I’ll say that again: “Don’t ask, don’t tell, don’t pursue” was originally ordered to “protect” the heterosexual bigots who had a problem serving with gays in the military. This is rather like opening a school that’s only open to white people, to protect them from the other races.
As I think about it, it’s amazing to me that such discrimination was (and is) considered tolerable for so long. But whereas racism had it’s “Rosa Parks moment” (with the actual Rosa Parks moment itself), homophobia has never had such a story. Seemingly no one wants to talk about homosexuality – maybe it’s harder to understand than race, maybe it’s just a more delicate subject (you can really only be openly black, for example; there is no “in the closet” for being black).
In any case, President Obama is right: it’s time to end “Don’t Ask, Don’t Tell.” Until it is scientifically proven that a gay person can’t shoot a gun as accurately as a straight person, until it’s proven that a gay person is less patriotic than a straight person, until it’s proven that a straight person can actually get AIDS just by being in the same foxhole as a gay person, there should be no difference in how gay people are treated vs. how straight people are treated in the United States military.
Not only is it time we stop censoring gays in the military, but it’s time we stop protecting bigots in the military. I don’t think the problem is as widespread as some would have you believe, but the fact is that some straight people (in all circles, not just the military) are homophobic and this leads to acts based in fear, discomfort or anger. These acts should be punished in the military just as they are in normal society: nothing but respect should be tolerated in the military.

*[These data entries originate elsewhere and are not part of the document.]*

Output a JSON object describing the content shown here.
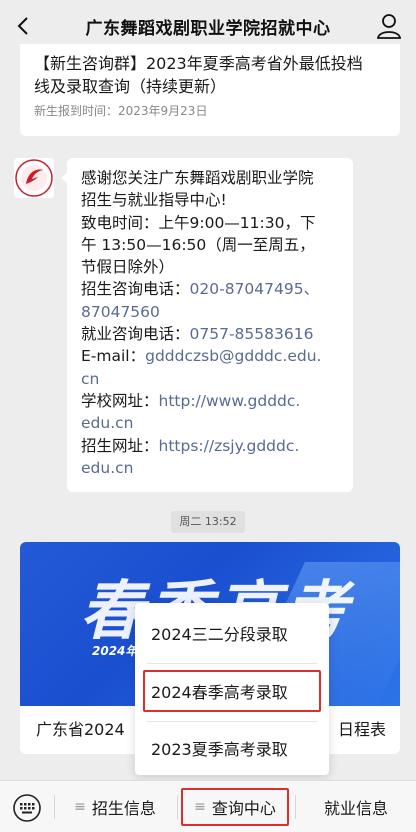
{
  "header": {
    "title": "广东舞蹈戏剧职业学院招就中心"
  },
  "article_card": {
    "title_line1": "【新生咨询群】2023年夏季高考省外最低投档",
    "title_line2": "线及录取查询（持续更新）",
    "date": "新生报到时间：2023年9月23日"
  },
  "welcome_message": {
    "line1": "感谢您关注广东舞蹈戏剧职业学院",
    "line2": "招生与就业指导中心!",
    "line3": "致电时间：上午9:00—11:30，下",
    "line4": "午 13:50—16:50（周一至周五，",
    "line5": "节假日除外）",
    "line6_prefix": "招生咨询电话：",
    "line6_phone": "020-87047495、",
    "line7_phone": "87047560",
    "line8_prefix": "就业咨询电话：",
    "line8_phone": "0757-85583616",
    "line9_prefix": "E-mail：",
    "line9_email": "gdddczsb@gdddc.edu.",
    "line10_email": "cn",
    "line11_prefix": "学校网址：",
    "line11_url": "http://www.gdddc.",
    "line12_url": "edu.cn",
    "line13_prefix": "招生网址：",
    "line13_url": "https://zsjy.gdddc.",
    "line14_url": "edu.cn"
  },
  "timestamp": "周二 13:52",
  "news_card": {
    "banner_text": "春季高考",
    "banner_small": "2024年",
    "caption_left": "广东省2024",
    "caption_right": "日程表"
  },
  "popup_menu": {
    "items": [
      "2024三二分段录取",
      "2024春季高考录取",
      "2023夏季高考录取"
    ]
  },
  "bottom_menu": {
    "items": [
      "招生信息",
      "查询中心",
      "就业信息"
    ],
    "burger": "≡"
  },
  "colors": {
    "highlight": "#d92f2f",
    "link": "#576b95",
    "banner": "#2459d6"
  }
}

And conversely, while gay people should be allowed to openly serve in the military, they should do so with professionalism. Being in the military is a job, in fact it’s the most important job there is, and it should be treated with the same professionalism that one would treat a corporate job with an HR department and performance reviews.
So there it is. For those of you who know me, this post may come as a surprise to you since I’m not siding with Republicans (or most conservatives) on this matter. But honestly, the more I thought about this issue the more I came to realize that one’s sexual preference should not take precedence over one’s desire to serve. That doesn’t mean “Don’t ask, don’t tell”; it means diversity should be embraced and celebrated (to use the Office cliché), while discrimination and homophobia (or xenophobia, or whatever) should be discouraged and punished.
Note: A couple times while writing this article I made a typo and typed “Don’t ask, don’t Dell”. I think Apple should use this as their marketing slogan and I’m willing to talk price whenever.
Another note: The title, like many of my blog posts, is a lyric from a song I enjoy, “Holiday”, by Green Day. Take nothing more from it than that.